Booklover010 More than 1 year ago
Anonymous More than 1 year ago
Anonymous More than 1 year ago
Guest More than 1 year ago
This book is a fabulous read. I couldn't get my nose out of it! I can really relate to Anatopsis. This book spins a beautiful, mind engaging web that all should get tangled up in.
Guest More than 1 year ago
'Anatopsis' is one of those fantasy novels that creates a realistic world like the one we live in. I normally am not interested in fantasy, but by the time I got to page 5 of 'Anatopsis' it felt like I lived in her world. The characters were realistic. The plot was realistic. And the pains and sufferings that some of the characters went through were realistic. This book is different from other magical, fantasy novels because it didn't only show the good side of magic, but also the effect magic has on others.
Guest More than 1 year ago

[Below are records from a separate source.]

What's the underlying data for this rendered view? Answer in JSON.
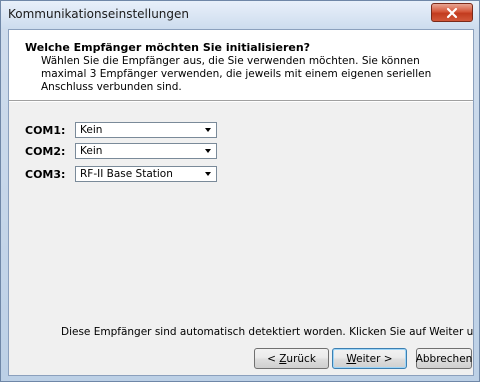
{
  "window": {
    "title": "Kommunikationseinstellungen"
  },
  "header": {
    "title": "Welche Empfänger möchten Sie initialisieren?",
    "description": "Wählen Sie die Empfänger aus, die Sie verwenden möchten. Sie können maximal 3 Empfänger verwenden, die jeweils mit einem eigenen seriellen Anschluss verbunden sind."
  },
  "ports": [
    {
      "label": "COM1:",
      "value": "Kein"
    },
    {
      "label": "COM2:",
      "value": "Kein"
    },
    {
      "label": "COM3:",
      "value": "RF-II Base Station"
    }
  ],
  "status": "Diese Empfänger sind automatisch detektiert worden. Klicken Sie auf Weiter um fortzufahren.",
  "buttons": {
    "back": {
      "pre": "< ",
      "mnemonic": "Z",
      "post": "urück"
    },
    "next": {
      "mnemonic": "W",
      "post": "eiter >"
    },
    "cancel": "Abbrechen"
  },
  "icons": {
    "close": "close-icon",
    "dropdown": "chevron-down-icon"
  },
  "colors": {
    "close_button": "#c23b1e",
    "default_button_border": "#3c7fb1"
  }
}
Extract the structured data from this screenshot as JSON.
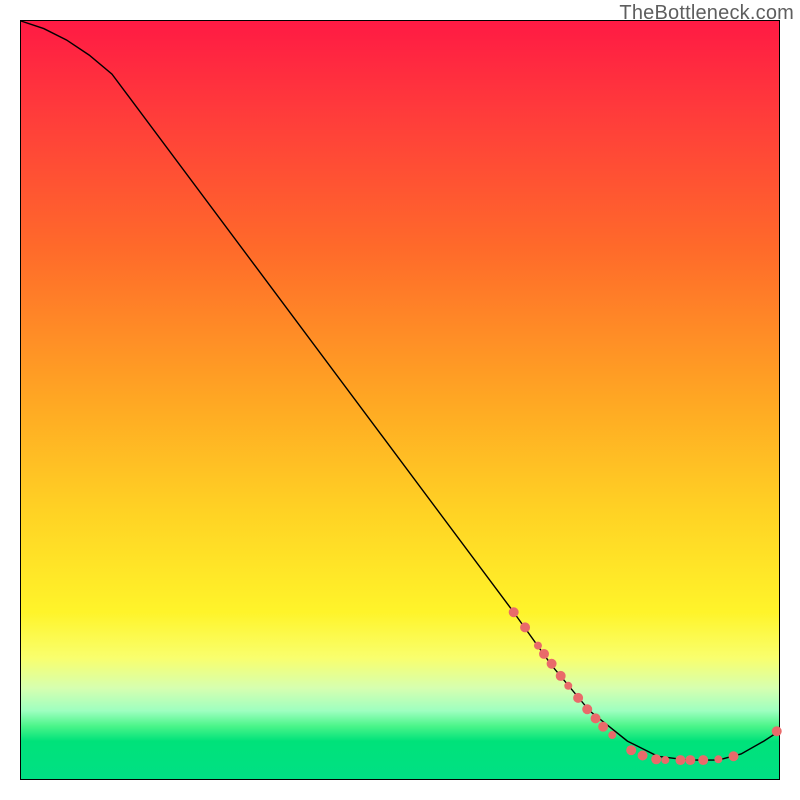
{
  "watermark": "TheBottleneck.com",
  "chart_data": {
    "type": "line",
    "title": "",
    "xlabel": "",
    "ylabel": "",
    "xlim": [
      0,
      100
    ],
    "ylim": [
      0,
      100
    ],
    "grid": false,
    "curve": [
      {
        "x": 0,
        "y": 100
      },
      {
        "x": 3,
        "y": 99
      },
      {
        "x": 6,
        "y": 97.5
      },
      {
        "x": 9,
        "y": 95.5
      },
      {
        "x": 12,
        "y": 93
      },
      {
        "x": 65,
        "y": 22
      },
      {
        "x": 70,
        "y": 15
      },
      {
        "x": 75,
        "y": 9
      },
      {
        "x": 80,
        "y": 5
      },
      {
        "x": 84,
        "y": 3
      },
      {
        "x": 88,
        "y": 2.5
      },
      {
        "x": 92,
        "y": 2.5
      },
      {
        "x": 95,
        "y": 3.3
      },
      {
        "x": 98,
        "y": 5
      },
      {
        "x": 100,
        "y": 6.3
      }
    ],
    "markers": [
      {
        "x": 65.0,
        "y": 22.0,
        "r": 5
      },
      {
        "x": 66.5,
        "y": 20.0,
        "r": 5
      },
      {
        "x": 68.2,
        "y": 17.6,
        "r": 4
      },
      {
        "x": 69.0,
        "y": 16.5,
        "r": 5
      },
      {
        "x": 70.0,
        "y": 15.2,
        "r": 5
      },
      {
        "x": 71.2,
        "y": 13.6,
        "r": 5
      },
      {
        "x": 72.2,
        "y": 12.3,
        "r": 4
      },
      {
        "x": 73.5,
        "y": 10.7,
        "r": 5
      },
      {
        "x": 74.7,
        "y": 9.2,
        "r": 5
      },
      {
        "x": 75.8,
        "y": 8.0,
        "r": 5
      },
      {
        "x": 76.8,
        "y": 6.9,
        "r": 5
      },
      {
        "x": 78.0,
        "y": 5.8,
        "r": 4
      },
      {
        "x": 80.5,
        "y": 3.8,
        "r": 5
      },
      {
        "x": 82.0,
        "y": 3.1,
        "r": 5
      },
      {
        "x": 83.8,
        "y": 2.6,
        "r": 5
      },
      {
        "x": 85.0,
        "y": 2.5,
        "r": 4
      },
      {
        "x": 87.0,
        "y": 2.5,
        "r": 5
      },
      {
        "x": 88.3,
        "y": 2.5,
        "r": 5
      },
      {
        "x": 90.0,
        "y": 2.5,
        "r": 5
      },
      {
        "x": 92.0,
        "y": 2.6,
        "r": 4
      },
      {
        "x": 94.0,
        "y": 3.0,
        "r": 5
      },
      {
        "x": 99.7,
        "y": 6.3,
        "r": 5
      }
    ],
    "colors": {
      "curve": "#000000",
      "marker": "#e96a6a",
      "bg_top": "#ff1a44",
      "bg_bottom": "#00e084"
    }
  }
}
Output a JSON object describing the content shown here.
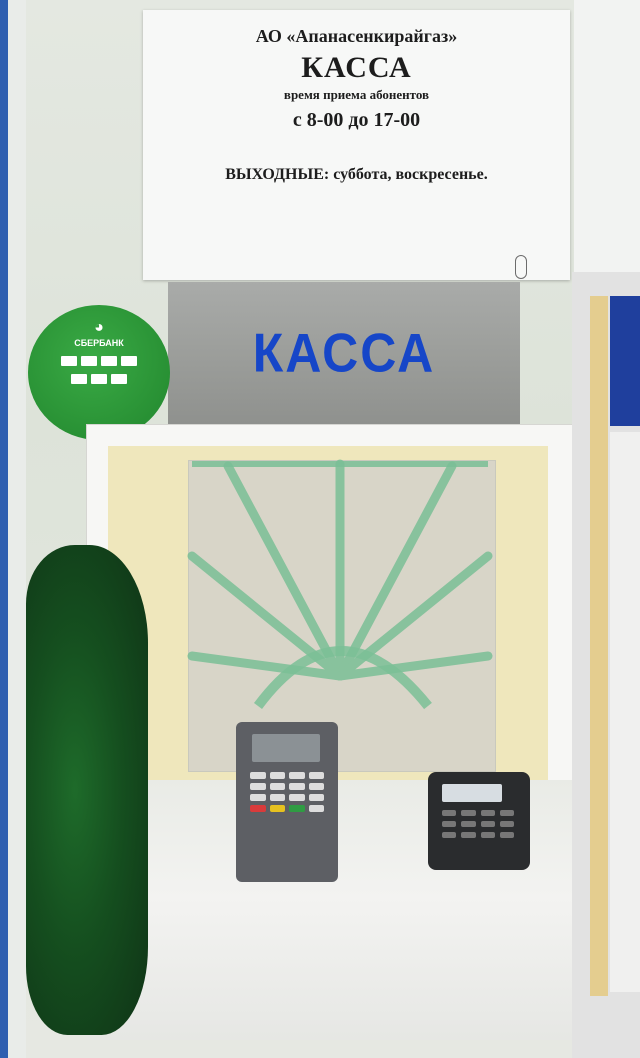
{
  "photo": {
    "paper_sign": {
      "org_line": "АО «Апанасенкирайгаз»",
      "title": "КАССА",
      "time_label": "время приема абонентов",
      "hours": "с 8-00 до 17-00",
      "weekend": "ВЫХОДНЫЕ: суббота, воскресенье."
    },
    "metal_sign": {
      "text": "КАССА",
      "text_color": "#1646c8"
    },
    "sber_sticker": {
      "brand": "СБЕРБАНК",
      "color": "#21862d"
    }
  }
}
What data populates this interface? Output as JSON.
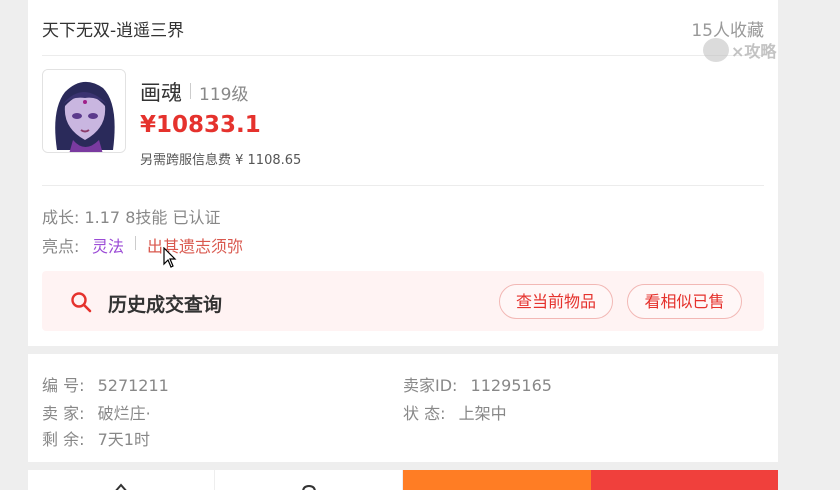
{
  "listing": {
    "server": "天下无双-逍遥三界",
    "favorites": "15人收藏",
    "character_name": "画魂",
    "level": "119级",
    "price": "¥10833.1",
    "extra_fee": "另需跨服信息费 ¥ 1108.65",
    "attributes": "成长: 1.17 8技能 已认证",
    "highlights_label": "亮点:",
    "highlights": [
      "灵法",
      "出其遗志须弥"
    ]
  },
  "history": {
    "title": "历史成交查询",
    "btn_current": "查当前物品",
    "btn_similar": "看相似已售"
  },
  "info": {
    "id_label": "编 号:",
    "id_value": "5271211",
    "seller_id_label": "卖家ID:",
    "seller_id_value": "11295165",
    "seller_label": "卖 家:",
    "seller_value": "破烂庄·",
    "status_label": "状 态:",
    "status_value": "上架中",
    "remaining_label": "剩 余:",
    "remaining_value": "7天1时"
  },
  "watermark": {
    "text": "×攻略"
  },
  "colors": {
    "price_red": "#e5322d",
    "highlight_purple": "#9b4bd6",
    "highlight_red": "#d9584e",
    "buy_orange": "#ff7d24",
    "buy_red": "#f0403c"
  },
  "icons": [
    "search-icon",
    "home-icon",
    "chat-icon",
    "cursor-icon"
  ]
}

I picked up this book for my daughter but I started reading it on the train home and I couldn't stop!! This the best fantasy I've read in ages. It's got lots of humor but the bad guy is seriously creepy. The main characters are the kind you wish would come home with you. my daughter's reading the book now and she's hooked too.